In March 2017, the UK Public Health Executive (PHE), published the results of a survey that explored the radiological impact of the transport of radioactive material by road and rail.
It calculated the number of packages of radioactive material consigned by road to be in the region of 110,000 to 150,000 per year, with 76% comprising the transport of radiopharmaceuticals for medical purposes, 20% for the civil nuclear industry and 4% for industrial radioactive sources.
The report concluded that, under normal safe-handling scenarios, there is a negligible risk of exposure to ionising radiation for those directly involved in the transport of radiological substances - in the region of 0.004 to 2 millisieverts (mSv) annually for the operatives responsible for loading and unloading; between 0.001 - 0.1 mSv per year for HGV drivers and 0.001 mSv for members of the public.
To put these figures into some kind of context, the PHE calculates that the average person in the UK is exposed to approximately 2.7 millisieverts (mSv) of ionising radiation per year, the majority of which comes from naturally occurring radiation in homes and workplaces, or from controlled medical exposure such as the use of MRIs, X-rays and CT scans.
But with the repeated transport and handling of any radioactive substance comes the risk, however small, of accidental release into the environment, such as in the case of a road traffic collision. In such situations, it is crucial that first responders are thoroughly trained in radiation safety procedures to ensure they can accurately identify, measure and contain any potential radioactive hazard.
First responders currently have access to two vital pieces of electronic instrumentation for dealing with radiation incidents - a survey meter (such as the Mirion/RADOS RDS-200 Universal Survey Meter) which is used to determine if radiation is present and monitor its level of activity; and a dosimeter (such as the Thermo Scientific Electronic Personal Dosimeter Mk2) which measures an individual's personal "dose" of ionising radiation.
One of the most effective ways for first responders to gain confidence and familiarity with using their radiation safety equipment is through the setting up of realistic radiation safety training scenarios.

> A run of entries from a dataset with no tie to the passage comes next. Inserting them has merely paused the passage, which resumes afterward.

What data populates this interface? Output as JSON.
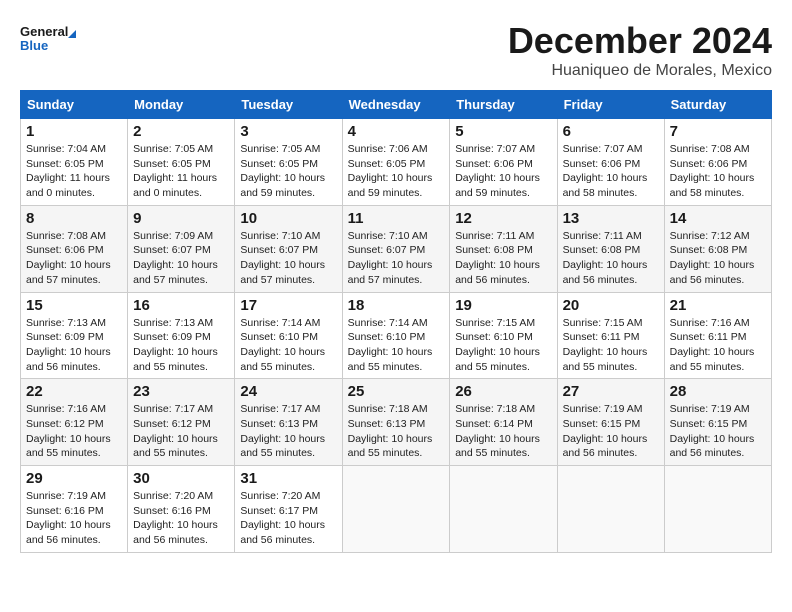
{
  "logo": {
    "line1": "General",
    "line2": "Blue"
  },
  "title": "December 2024",
  "location": "Huaniqueo de Morales, Mexico",
  "days_of_week": [
    "Sunday",
    "Monday",
    "Tuesday",
    "Wednesday",
    "Thursday",
    "Friday",
    "Saturday"
  ],
  "weeks": [
    [
      {
        "day": "1",
        "sunrise": "7:04 AM",
        "sunset": "6:05 PM",
        "daylight": "11 hours and 0 minutes."
      },
      {
        "day": "2",
        "sunrise": "7:05 AM",
        "sunset": "6:05 PM",
        "daylight": "11 hours and 0 minutes."
      },
      {
        "day": "3",
        "sunrise": "7:05 AM",
        "sunset": "6:05 PM",
        "daylight": "10 hours and 59 minutes."
      },
      {
        "day": "4",
        "sunrise": "7:06 AM",
        "sunset": "6:05 PM",
        "daylight": "10 hours and 59 minutes."
      },
      {
        "day": "5",
        "sunrise": "7:07 AM",
        "sunset": "6:06 PM",
        "daylight": "10 hours and 59 minutes."
      },
      {
        "day": "6",
        "sunrise": "7:07 AM",
        "sunset": "6:06 PM",
        "daylight": "10 hours and 58 minutes."
      },
      {
        "day": "7",
        "sunrise": "7:08 AM",
        "sunset": "6:06 PM",
        "daylight": "10 hours and 58 minutes."
      }
    ],
    [
      {
        "day": "8",
        "sunrise": "7:08 AM",
        "sunset": "6:06 PM",
        "daylight": "10 hours and 57 minutes."
      },
      {
        "day": "9",
        "sunrise": "7:09 AM",
        "sunset": "6:07 PM",
        "daylight": "10 hours and 57 minutes."
      },
      {
        "day": "10",
        "sunrise": "7:10 AM",
        "sunset": "6:07 PM",
        "daylight": "10 hours and 57 minutes."
      },
      {
        "day": "11",
        "sunrise": "7:10 AM",
        "sunset": "6:07 PM",
        "daylight": "10 hours and 57 minutes."
      },
      {
        "day": "12",
        "sunrise": "7:11 AM",
        "sunset": "6:08 PM",
        "daylight": "10 hours and 56 minutes."
      },
      {
        "day": "13",
        "sunrise": "7:11 AM",
        "sunset": "6:08 PM",
        "daylight": "10 hours and 56 minutes."
      },
      {
        "day": "14",
        "sunrise": "7:12 AM",
        "sunset": "6:08 PM",
        "daylight": "10 hours and 56 minutes."
      }
    ],
    [
      {
        "day": "15",
        "sunrise": "7:13 AM",
        "sunset": "6:09 PM",
        "daylight": "10 hours and 56 minutes."
      },
      {
        "day": "16",
        "sunrise": "7:13 AM",
        "sunset": "6:09 PM",
        "daylight": "10 hours and 55 minutes."
      },
      {
        "day": "17",
        "sunrise": "7:14 AM",
        "sunset": "6:10 PM",
        "daylight": "10 hours and 55 minutes."
      },
      {
        "day": "18",
        "sunrise": "7:14 AM",
        "sunset": "6:10 PM",
        "daylight": "10 hours and 55 minutes."
      },
      {
        "day": "19",
        "sunrise": "7:15 AM",
        "sunset": "6:10 PM",
        "daylight": "10 hours and 55 minutes."
      },
      {
        "day": "20",
        "sunrise": "7:15 AM",
        "sunset": "6:11 PM",
        "daylight": "10 hours and 55 minutes."
      },
      {
        "day": "21",
        "sunrise": "7:16 AM",
        "sunset": "6:11 PM",
        "daylight": "10 hours and 55 minutes."
      }
    ],
    [
      {
        "day": "22",
        "sunrise": "7:16 AM",
        "sunset": "6:12 PM",
        "daylight": "10 hours and 55 minutes."
      },
      {
        "day": "23",
        "sunrise": "7:17 AM",
        "sunset": "6:12 PM",
        "daylight": "10 hours and 55 minutes."
      },
      {
        "day": "24",
        "sunrise": "7:17 AM",
        "sunset": "6:13 PM",
        "daylight": "10 hours and 55 minutes."
      },
      {
        "day": "25",
        "sunrise": "7:18 AM",
        "sunset": "6:13 PM",
        "daylight": "10 hours and 55 minutes."
      },
      {
        "day": "26",
        "sunrise": "7:18 AM",
        "sunset": "6:14 PM",
        "daylight": "10 hours and 55 minutes."
      },
      {
        "day": "27",
        "sunrise": "7:19 AM",
        "sunset": "6:15 PM",
        "daylight": "10 hours and 56 minutes."
      },
      {
        "day": "28",
        "sunrise": "7:19 AM",
        "sunset": "6:15 PM",
        "daylight": "10 hours and 56 minutes."
      }
    ],
    [
      {
        "day": "29",
        "sunrise": "7:19 AM",
        "sunset": "6:16 PM",
        "daylight": "10 hours and 56 minutes."
      },
      {
        "day": "30",
        "sunrise": "7:20 AM",
        "sunset": "6:16 PM",
        "daylight": "10 hours and 56 minutes."
      },
      {
        "day": "31",
        "sunrise": "7:20 AM",
        "sunset": "6:17 PM",
        "daylight": "10 hours and 56 minutes."
      },
      null,
      null,
      null,
      null
    ]
  ]
}
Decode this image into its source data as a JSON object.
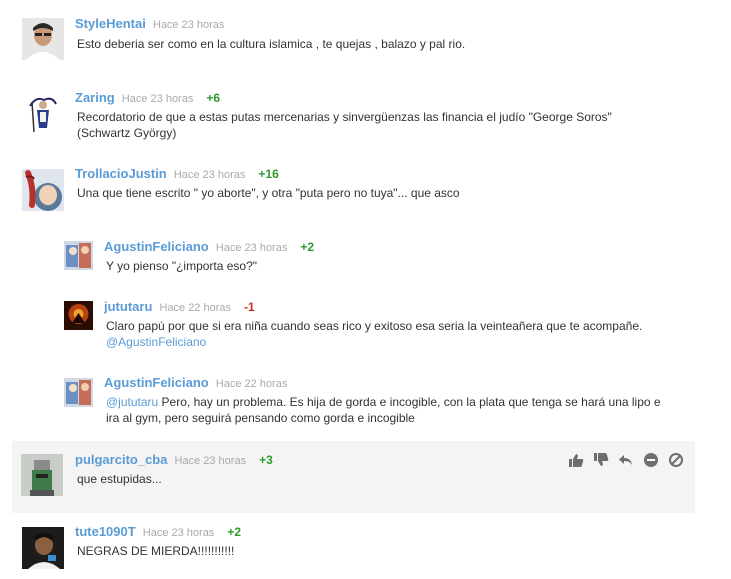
{
  "comments": [
    {
      "user": "StyleHentai",
      "time": "Hace 23 horas",
      "score": "",
      "text": "Esto deberia ser como en la cultura islamica , te quejas , balazo y pal rio."
    },
    {
      "user": "Zaring",
      "time": "Hace 23 horas",
      "score": "+6",
      "text_line1": "Recordatorio de que a estas putas mercenarias y sinvergüenzas las financia el judío \"George Soros\"",
      "text_line2": "(Schwartz György)"
    },
    {
      "user": "TrollacioJustin",
      "time": "Hace 23 horas",
      "score": "+16",
      "text": "Una que tiene escrito \" yo aborte\", y otra \"puta pero no tuya\"... que asco"
    },
    {
      "user": "AgustinFeliciano",
      "time": "Hace 23 horas",
      "score": "+2",
      "text": "Y yo pienso \"¿importa eso?\""
    },
    {
      "user": "jututaru",
      "time": "Hace 22 horas",
      "score": "-1",
      "text": "Claro papú por que si era niña cuando seas rico y exitoso esa seria la veinteañera que te acompañe.",
      "mention": "@AgustinFeliciano"
    },
    {
      "user": "AgustinFeliciano",
      "time": "Hace 22 horas",
      "score": "",
      "mention": "@jututaru",
      "text_line1": " Pero, hay un problema. Es hija de gorda e incogible, con la plata que tenga se hará una lipo e",
      "text_line2": "ira al gym, pero seguirá pensando como gorda e incogible"
    },
    {
      "user": "pulgarcito_cba",
      "time": "Hace 23 horas",
      "score": "+3",
      "text": "que estupidas..."
    },
    {
      "user": "tute1090T",
      "time": "Hace 23 horas",
      "score": "+2",
      "text": "NEGRAS DE MIERDA!!!!!!!!!!!"
    }
  ],
  "colors": {
    "username": "#5b9bd5",
    "time": "#a9a9a9",
    "positive": "#2e9b2e",
    "negative": "#d62b1f",
    "hover_bg": "#f4f4f4",
    "icons": "#6e6e6e"
  },
  "action_icons": [
    "thumbs-up-icon",
    "thumbs-down-icon",
    "reply-icon",
    "hide-icon",
    "report-icon"
  ]
}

As outlined in a recent radiation safety case-study by the Mid and West Wales Fire and Rescue Service, traditional "make pretend" training simulations more often than not comprise trainees exercising their real detectors but with no actual radiation source to detect. The trainees rely instead on a sequence of "exercise values" provided by their instructor.
These types of simulated exercises invariably lack authenticity, and the trainees' reliance on a third party to provide the key information on which to base their decisions can lead to a gap in preparedness. Crucially too it is not possible for trainees to experience true readings on their detectors as the devices are only ever registering harmless levels of background radiation.
One solution to this challenge is the use of radiation training simulators that replicate every operational feature of a real detector, and that respond to a harmless electronic signal which acts as the simulated ionising radiation source. The key detail is that the simulator detectors are the identical units that the crews will use on a live incident. The units have simply been modifed to respond to the simulation source rather than to actual radiation.
The use of replica detectors ensures that trainees learn to rely on the values displayed on their instruments. In doing so they develop a better understanding of the relationship between the measurements on their survey meter and their own personal dose readings and they experience the real-time effects of Time, Distance and Shielding on their instrumentation.
For first responders looking to experience radiation hazards first-hand, the use of electronic simulators provides genuine immersion training with all the elements of a real-life incident, but with zero risk to the trainees, their equipment or the environment.